Source information:
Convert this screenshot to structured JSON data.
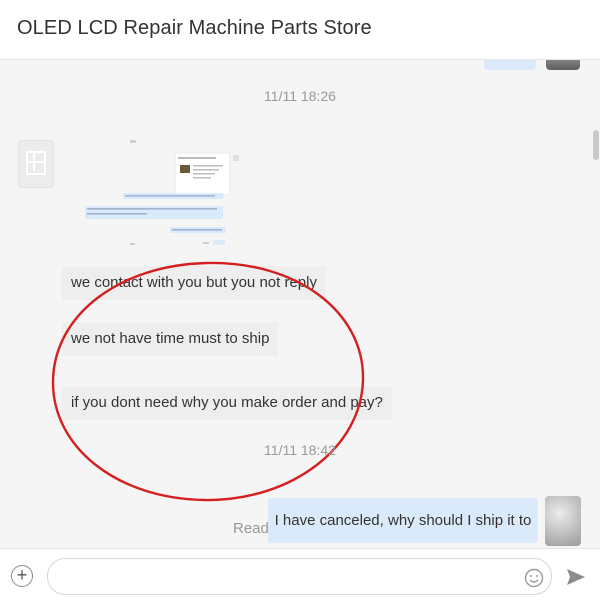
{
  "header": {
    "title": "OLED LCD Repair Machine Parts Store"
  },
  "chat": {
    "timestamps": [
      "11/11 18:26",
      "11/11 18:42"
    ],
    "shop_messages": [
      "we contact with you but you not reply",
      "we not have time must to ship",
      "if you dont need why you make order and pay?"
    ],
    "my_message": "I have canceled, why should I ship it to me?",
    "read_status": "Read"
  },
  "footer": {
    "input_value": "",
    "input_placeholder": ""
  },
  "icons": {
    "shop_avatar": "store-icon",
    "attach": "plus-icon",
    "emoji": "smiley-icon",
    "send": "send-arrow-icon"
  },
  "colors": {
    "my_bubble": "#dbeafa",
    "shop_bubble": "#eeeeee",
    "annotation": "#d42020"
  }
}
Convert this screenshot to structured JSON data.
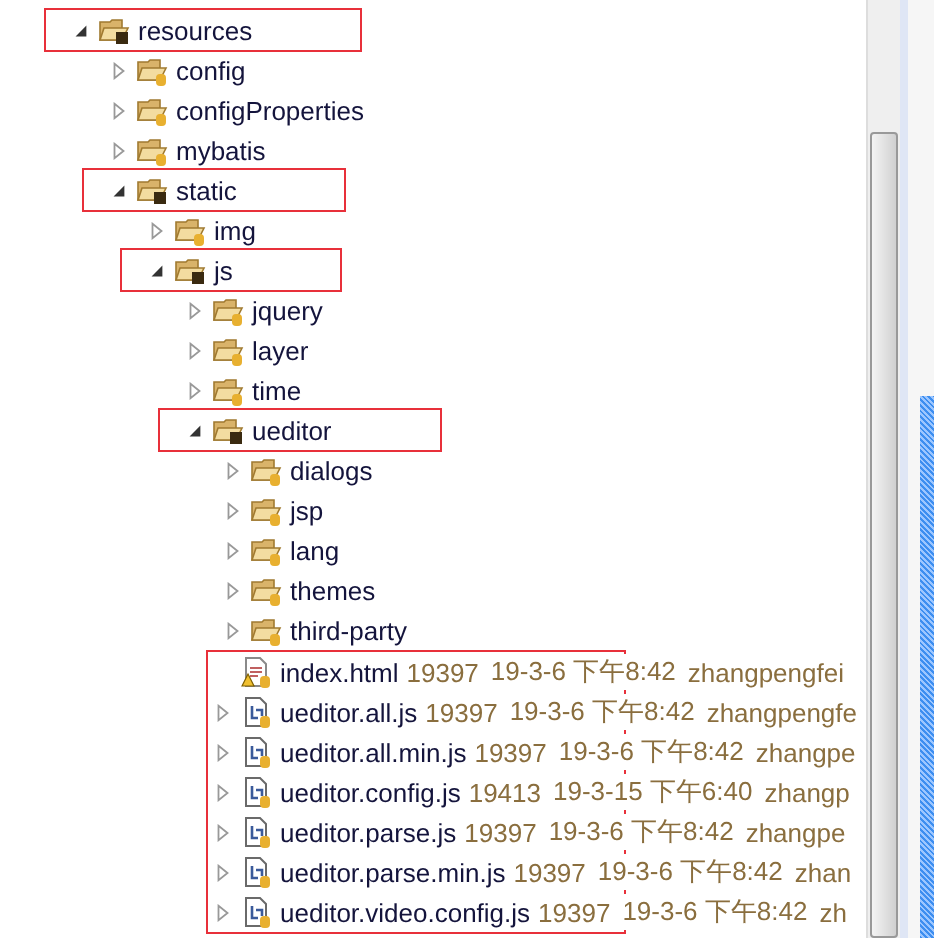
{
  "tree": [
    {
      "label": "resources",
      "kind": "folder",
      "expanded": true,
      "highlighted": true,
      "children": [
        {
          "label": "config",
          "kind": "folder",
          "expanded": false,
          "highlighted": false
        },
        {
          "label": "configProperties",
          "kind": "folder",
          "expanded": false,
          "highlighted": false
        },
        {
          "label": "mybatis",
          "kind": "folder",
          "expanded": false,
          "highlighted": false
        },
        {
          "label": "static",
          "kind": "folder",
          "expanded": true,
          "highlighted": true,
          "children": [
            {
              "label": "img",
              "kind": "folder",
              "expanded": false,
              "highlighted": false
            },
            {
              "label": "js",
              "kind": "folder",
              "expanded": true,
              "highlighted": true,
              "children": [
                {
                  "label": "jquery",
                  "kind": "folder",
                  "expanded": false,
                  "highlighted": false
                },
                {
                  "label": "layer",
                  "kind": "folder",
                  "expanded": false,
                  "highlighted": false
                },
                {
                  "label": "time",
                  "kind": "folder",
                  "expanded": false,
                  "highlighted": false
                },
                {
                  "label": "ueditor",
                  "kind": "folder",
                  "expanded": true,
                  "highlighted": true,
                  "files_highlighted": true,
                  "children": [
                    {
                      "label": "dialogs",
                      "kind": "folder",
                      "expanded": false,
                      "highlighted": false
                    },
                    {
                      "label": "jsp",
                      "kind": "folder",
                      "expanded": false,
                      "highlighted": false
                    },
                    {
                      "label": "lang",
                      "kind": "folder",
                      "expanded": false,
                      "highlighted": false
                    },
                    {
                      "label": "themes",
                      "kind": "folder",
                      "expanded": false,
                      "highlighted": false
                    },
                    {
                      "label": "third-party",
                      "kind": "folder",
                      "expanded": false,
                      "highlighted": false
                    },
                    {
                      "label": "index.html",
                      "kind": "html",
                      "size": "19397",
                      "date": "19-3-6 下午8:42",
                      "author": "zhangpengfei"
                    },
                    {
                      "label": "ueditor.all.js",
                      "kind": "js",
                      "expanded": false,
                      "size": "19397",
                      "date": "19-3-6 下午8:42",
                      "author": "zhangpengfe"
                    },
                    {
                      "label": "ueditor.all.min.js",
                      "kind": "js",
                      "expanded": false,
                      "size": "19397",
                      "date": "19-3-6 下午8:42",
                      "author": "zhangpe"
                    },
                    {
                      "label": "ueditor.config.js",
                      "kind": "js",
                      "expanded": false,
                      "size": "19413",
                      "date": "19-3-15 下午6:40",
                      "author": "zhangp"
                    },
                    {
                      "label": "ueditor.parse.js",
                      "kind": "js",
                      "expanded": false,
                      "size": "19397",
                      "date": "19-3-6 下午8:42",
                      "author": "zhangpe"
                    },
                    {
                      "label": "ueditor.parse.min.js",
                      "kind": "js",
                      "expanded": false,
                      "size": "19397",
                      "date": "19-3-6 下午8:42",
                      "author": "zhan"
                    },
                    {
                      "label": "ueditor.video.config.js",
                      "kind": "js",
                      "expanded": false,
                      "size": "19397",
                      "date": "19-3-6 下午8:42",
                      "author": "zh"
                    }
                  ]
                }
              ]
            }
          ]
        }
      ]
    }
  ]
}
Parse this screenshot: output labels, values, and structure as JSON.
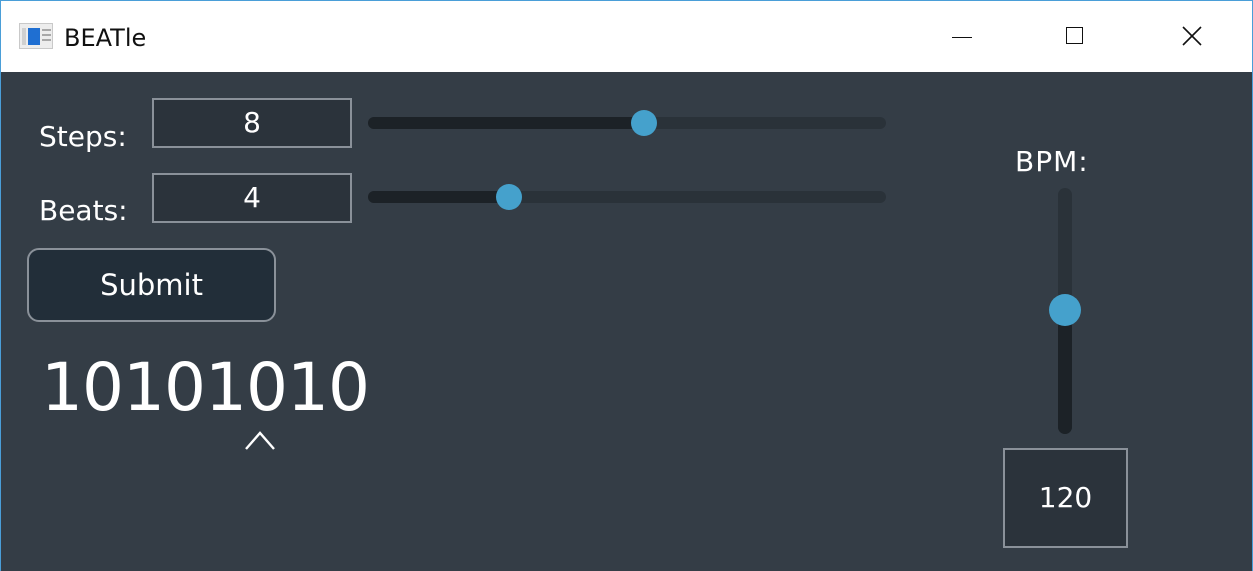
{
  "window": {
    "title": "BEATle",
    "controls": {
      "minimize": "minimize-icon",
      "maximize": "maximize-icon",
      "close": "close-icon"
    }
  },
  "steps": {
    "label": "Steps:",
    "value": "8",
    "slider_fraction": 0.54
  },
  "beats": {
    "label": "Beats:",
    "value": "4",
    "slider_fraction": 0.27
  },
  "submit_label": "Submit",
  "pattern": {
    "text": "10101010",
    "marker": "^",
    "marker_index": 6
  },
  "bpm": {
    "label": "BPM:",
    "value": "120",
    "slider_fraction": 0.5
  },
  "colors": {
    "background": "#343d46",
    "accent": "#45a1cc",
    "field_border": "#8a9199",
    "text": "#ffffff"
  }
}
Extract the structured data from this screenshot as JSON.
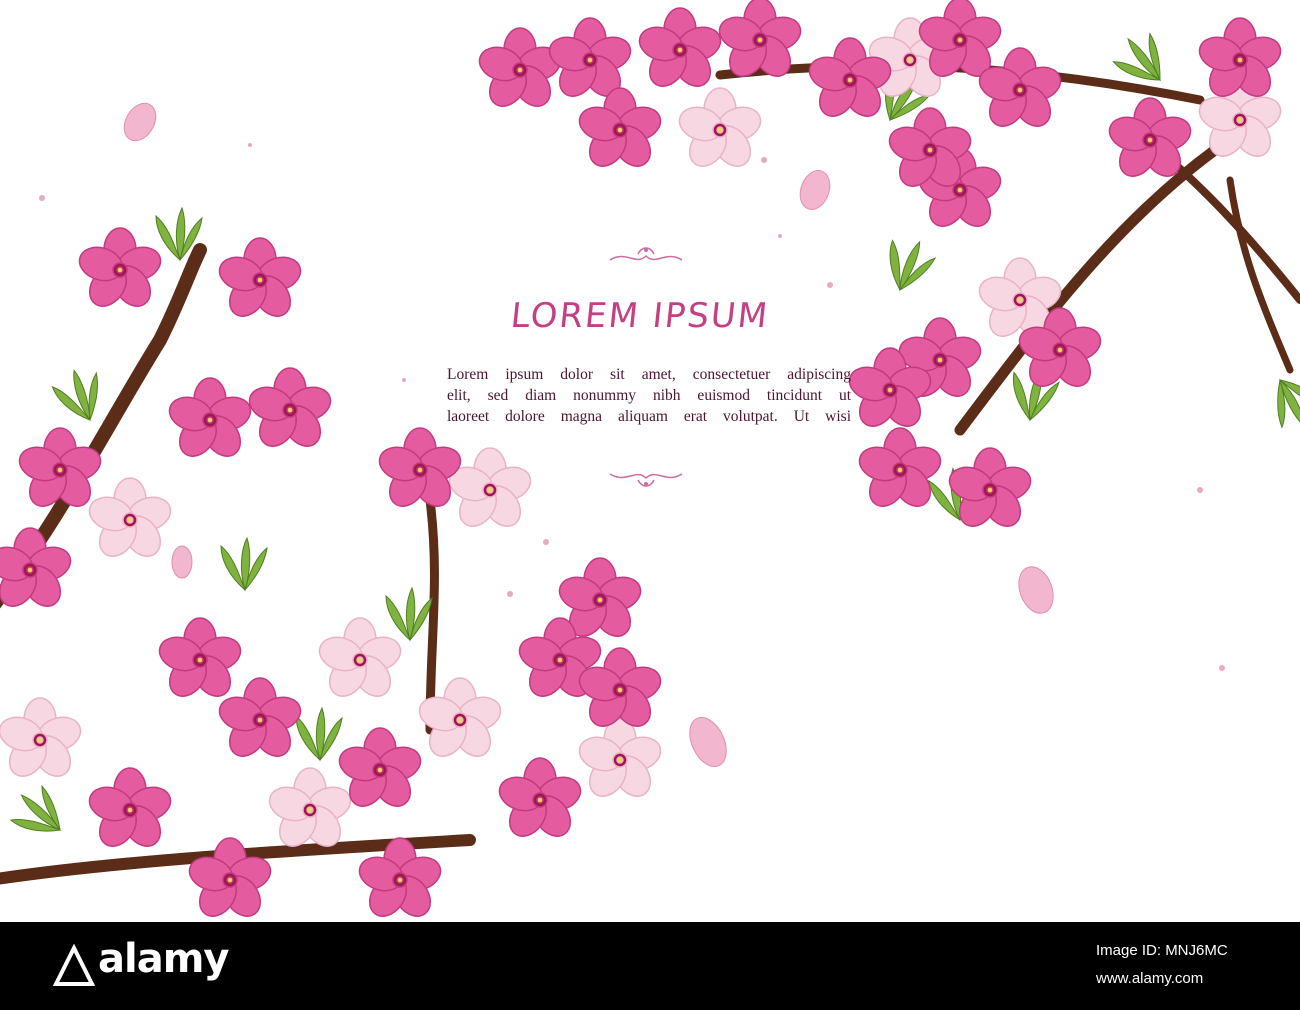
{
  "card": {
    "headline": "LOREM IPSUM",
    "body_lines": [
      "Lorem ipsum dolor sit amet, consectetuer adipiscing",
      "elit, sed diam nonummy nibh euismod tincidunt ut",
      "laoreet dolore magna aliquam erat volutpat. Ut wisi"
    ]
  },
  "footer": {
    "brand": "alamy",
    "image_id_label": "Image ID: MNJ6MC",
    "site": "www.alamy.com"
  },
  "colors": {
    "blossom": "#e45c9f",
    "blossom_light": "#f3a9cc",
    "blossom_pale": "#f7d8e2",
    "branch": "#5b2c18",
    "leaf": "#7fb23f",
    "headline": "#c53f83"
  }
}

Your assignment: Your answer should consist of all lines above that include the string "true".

Reply:
      "expanded": true,
      "highlighted": true,
          "expanded": true,
          "highlighted": true,
              "expanded": true,
              "highlighted": true,
                  "expanded": true,
                  "highlighted": true,
                  "files_highlighted": true,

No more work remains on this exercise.